I certainly don’t know all the answers, or indeed all the questions at this point. But I’m a strong believer in the power of team working. Let’s talk about the issues, find the solutions and once we’ve made the decisions, get on with delivery. I’m looking forward to consulting with colleagues on the 10-year strategy that we need. I have some thoughts about where some of the opportunities might be and look forward to hearing your thoughts too as we focus on getting the decisions for the Faculty right, exploring new opportunities and working hard to set our future strategy and direction.
I’d like to take this opportunity to announce my first appointment in my role as Dean.

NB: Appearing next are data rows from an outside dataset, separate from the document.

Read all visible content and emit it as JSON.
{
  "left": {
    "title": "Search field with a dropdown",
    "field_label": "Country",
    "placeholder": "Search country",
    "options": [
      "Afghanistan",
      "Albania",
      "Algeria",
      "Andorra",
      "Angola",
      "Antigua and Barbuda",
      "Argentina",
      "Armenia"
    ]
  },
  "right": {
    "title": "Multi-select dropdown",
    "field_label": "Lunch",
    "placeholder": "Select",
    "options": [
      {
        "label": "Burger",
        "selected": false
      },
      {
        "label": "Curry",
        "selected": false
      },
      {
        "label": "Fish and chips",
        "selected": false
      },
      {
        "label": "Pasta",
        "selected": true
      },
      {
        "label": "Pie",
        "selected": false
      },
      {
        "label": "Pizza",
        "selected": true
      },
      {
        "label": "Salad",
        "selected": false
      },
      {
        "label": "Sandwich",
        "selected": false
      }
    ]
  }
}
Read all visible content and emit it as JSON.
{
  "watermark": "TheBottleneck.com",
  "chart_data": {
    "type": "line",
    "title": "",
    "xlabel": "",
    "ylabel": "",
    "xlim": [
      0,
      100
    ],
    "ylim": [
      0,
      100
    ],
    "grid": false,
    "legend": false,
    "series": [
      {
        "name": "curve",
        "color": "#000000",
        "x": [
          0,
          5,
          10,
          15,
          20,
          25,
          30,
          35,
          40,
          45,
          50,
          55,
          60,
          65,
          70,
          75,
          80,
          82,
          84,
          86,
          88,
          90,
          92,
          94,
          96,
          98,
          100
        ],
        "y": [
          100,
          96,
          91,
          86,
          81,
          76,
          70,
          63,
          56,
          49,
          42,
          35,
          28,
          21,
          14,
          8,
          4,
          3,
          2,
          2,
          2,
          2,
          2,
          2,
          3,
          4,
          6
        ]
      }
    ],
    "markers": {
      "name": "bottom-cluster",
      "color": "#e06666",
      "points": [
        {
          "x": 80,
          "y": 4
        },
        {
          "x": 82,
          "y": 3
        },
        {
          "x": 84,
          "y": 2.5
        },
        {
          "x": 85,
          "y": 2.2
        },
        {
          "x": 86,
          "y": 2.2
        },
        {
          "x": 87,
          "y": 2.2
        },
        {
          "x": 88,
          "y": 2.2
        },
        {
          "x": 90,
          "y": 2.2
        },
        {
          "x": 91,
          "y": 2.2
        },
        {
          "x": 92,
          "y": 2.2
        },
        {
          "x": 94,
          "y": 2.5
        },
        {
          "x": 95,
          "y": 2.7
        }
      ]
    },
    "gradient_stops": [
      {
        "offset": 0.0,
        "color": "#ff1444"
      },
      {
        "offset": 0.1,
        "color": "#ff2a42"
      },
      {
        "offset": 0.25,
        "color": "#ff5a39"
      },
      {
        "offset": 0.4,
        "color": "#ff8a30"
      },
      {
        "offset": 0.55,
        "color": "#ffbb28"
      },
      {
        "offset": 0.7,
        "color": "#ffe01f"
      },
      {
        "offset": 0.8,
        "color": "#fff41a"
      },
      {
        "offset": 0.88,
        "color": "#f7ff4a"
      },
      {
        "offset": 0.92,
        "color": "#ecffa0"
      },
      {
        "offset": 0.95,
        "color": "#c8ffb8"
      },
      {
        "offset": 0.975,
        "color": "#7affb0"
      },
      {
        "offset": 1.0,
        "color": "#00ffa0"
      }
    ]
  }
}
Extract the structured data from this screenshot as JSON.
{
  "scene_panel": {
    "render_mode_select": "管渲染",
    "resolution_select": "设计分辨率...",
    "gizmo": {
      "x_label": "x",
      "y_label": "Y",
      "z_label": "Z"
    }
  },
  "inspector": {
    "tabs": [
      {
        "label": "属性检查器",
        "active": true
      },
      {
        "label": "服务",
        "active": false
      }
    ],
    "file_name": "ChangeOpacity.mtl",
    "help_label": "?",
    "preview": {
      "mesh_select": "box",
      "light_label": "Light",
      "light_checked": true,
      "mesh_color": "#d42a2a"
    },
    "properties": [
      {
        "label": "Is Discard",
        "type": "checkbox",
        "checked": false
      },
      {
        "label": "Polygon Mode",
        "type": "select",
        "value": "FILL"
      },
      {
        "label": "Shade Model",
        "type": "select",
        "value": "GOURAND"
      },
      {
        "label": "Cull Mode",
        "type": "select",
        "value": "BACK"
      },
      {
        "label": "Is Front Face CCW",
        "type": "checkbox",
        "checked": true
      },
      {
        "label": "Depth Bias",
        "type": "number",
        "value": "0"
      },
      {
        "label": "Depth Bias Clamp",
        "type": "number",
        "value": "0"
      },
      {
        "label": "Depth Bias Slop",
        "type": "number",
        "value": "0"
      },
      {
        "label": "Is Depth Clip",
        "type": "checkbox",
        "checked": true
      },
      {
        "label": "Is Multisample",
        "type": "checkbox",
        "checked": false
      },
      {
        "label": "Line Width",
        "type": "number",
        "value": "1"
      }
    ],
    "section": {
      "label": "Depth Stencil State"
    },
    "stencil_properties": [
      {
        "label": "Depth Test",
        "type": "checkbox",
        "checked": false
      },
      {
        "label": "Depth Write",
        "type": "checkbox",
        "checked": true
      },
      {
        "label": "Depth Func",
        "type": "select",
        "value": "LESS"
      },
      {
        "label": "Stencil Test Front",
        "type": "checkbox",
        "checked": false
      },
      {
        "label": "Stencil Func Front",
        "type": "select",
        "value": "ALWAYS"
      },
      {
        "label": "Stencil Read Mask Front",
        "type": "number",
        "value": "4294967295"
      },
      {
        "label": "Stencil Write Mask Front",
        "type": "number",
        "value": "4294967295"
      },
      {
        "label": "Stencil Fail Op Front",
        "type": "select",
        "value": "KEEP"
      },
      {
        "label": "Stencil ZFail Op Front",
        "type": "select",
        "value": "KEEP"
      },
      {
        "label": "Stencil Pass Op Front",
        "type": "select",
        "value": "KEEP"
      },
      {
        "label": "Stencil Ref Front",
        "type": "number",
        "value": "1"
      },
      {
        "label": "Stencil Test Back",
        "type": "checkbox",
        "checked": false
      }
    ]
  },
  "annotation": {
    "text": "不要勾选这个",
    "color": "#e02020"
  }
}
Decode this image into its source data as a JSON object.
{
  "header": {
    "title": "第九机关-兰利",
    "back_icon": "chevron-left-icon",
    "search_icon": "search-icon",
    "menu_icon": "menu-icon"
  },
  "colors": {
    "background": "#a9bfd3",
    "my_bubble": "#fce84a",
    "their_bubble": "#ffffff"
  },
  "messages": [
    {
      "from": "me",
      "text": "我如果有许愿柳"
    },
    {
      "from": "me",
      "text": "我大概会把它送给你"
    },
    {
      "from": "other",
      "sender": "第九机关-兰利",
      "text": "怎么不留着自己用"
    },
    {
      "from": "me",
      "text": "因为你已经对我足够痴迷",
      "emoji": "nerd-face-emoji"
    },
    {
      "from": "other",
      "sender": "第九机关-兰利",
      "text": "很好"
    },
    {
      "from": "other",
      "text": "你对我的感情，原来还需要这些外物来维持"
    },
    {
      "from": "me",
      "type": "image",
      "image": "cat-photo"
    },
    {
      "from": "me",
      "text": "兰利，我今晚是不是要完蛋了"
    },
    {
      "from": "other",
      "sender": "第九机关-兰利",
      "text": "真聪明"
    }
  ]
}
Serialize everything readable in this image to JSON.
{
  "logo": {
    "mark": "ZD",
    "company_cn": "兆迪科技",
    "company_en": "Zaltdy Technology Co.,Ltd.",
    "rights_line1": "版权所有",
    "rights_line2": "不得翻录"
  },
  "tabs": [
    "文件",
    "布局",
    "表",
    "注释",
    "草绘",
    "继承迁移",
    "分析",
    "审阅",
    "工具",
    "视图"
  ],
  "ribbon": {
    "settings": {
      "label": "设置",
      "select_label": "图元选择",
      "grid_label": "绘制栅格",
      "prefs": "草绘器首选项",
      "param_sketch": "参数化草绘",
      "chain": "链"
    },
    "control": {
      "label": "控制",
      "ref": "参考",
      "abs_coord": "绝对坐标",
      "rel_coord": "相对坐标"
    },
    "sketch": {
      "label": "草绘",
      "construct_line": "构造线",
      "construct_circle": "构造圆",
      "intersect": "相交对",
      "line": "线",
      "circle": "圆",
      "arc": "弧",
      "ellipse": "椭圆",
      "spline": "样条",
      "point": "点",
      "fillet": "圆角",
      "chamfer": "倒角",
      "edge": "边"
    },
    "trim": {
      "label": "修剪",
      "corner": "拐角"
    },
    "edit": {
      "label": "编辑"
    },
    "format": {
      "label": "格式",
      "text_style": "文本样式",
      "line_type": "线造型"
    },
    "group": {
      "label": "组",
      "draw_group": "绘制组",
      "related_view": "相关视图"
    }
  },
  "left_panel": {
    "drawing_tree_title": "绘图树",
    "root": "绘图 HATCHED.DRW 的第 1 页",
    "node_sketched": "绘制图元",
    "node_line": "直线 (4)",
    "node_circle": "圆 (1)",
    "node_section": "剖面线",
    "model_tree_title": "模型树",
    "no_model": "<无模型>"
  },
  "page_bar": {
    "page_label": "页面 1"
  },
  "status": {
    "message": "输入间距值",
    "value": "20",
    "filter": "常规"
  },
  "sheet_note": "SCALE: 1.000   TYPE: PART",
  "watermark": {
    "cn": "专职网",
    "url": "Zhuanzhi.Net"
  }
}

I’m delighted to let you know that Peter Clayton is to become Deputy Dean for the Faculty.
This new role will be a great support to me, and by leading on specific projects and initiatives - including managing our relationships with external stakeholders relating to the NHS such as Health Innovation Manchester, the Northern Health Science Alliance, North-West e-Health, and other professional bodies and funding organisations – this will help me to focus on being very visible and engaged as the leader of the Faculty.
As you’ll know, Peter has been interim Dean for the last six months and was formerly the Head of the School of Medical Sciences. An alum of the University, Peter has worked here for 25 years. He is Professor of Child Health and Paediatric Endocrinology and an honorary consultant at both the Royal Manchester Children’s Hospital and The Christie Hospital. I’d also like to thank Tony Heagerty for agreeing to continue in his post as interim Head of the School of Medical Sciences.
I’m looking forward to working with you all and to meeting as many of you as I am able in the coming weeks and months. Your thoughts and ideas are important to me and the wider university and you are welcome to contact me anytime at firstname.lastname@example.org.
All the best, Graham
Professor Graham Lord
Vice-President and Dean of FBMH